== Input for this task ==

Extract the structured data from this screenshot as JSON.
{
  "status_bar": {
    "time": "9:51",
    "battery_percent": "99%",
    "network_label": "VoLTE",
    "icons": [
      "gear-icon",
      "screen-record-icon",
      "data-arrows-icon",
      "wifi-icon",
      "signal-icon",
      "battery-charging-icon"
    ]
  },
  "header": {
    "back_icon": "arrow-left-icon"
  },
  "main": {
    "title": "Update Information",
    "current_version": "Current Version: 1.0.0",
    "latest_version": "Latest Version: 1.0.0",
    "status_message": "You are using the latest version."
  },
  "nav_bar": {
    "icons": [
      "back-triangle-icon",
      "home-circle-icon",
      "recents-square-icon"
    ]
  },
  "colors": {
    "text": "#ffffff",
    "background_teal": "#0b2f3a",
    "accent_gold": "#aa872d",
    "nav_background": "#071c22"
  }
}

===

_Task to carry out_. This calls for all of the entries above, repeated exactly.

_Task answer_.
Extract the structured data from this screenshot as JSON.
{
  "status_bar": {
    "time": "9:51",
    "battery_percent": "99%",
    "network_label": "VoLTE",
    "icons": [
      "gear-icon",
      "screen-record-icon",
      "data-arrows-icon",
      "wifi-icon",
      "signal-icon",
      "battery-charging-icon"
    ]
  },
  "header": {
    "back_icon": "arrow-left-icon"
  },
  "main": {
    "title": "Update Information",
    "current_version": "Current Version: 1.0.0",
    "latest_version": "Latest Version: 1.0.0",
    "status_message": "You are using the latest version."
  },
  "nav_bar": {
    "icons": [
      "back-triangle-icon",
      "home-circle-icon",
      "recents-square-icon"
    ]
  },
  "colors": {
    "text": "#ffffff",
    "background_teal": "#0b2f3a",
    "accent_gold": "#aa872d",
    "nav_background": "#071c22"
  }
}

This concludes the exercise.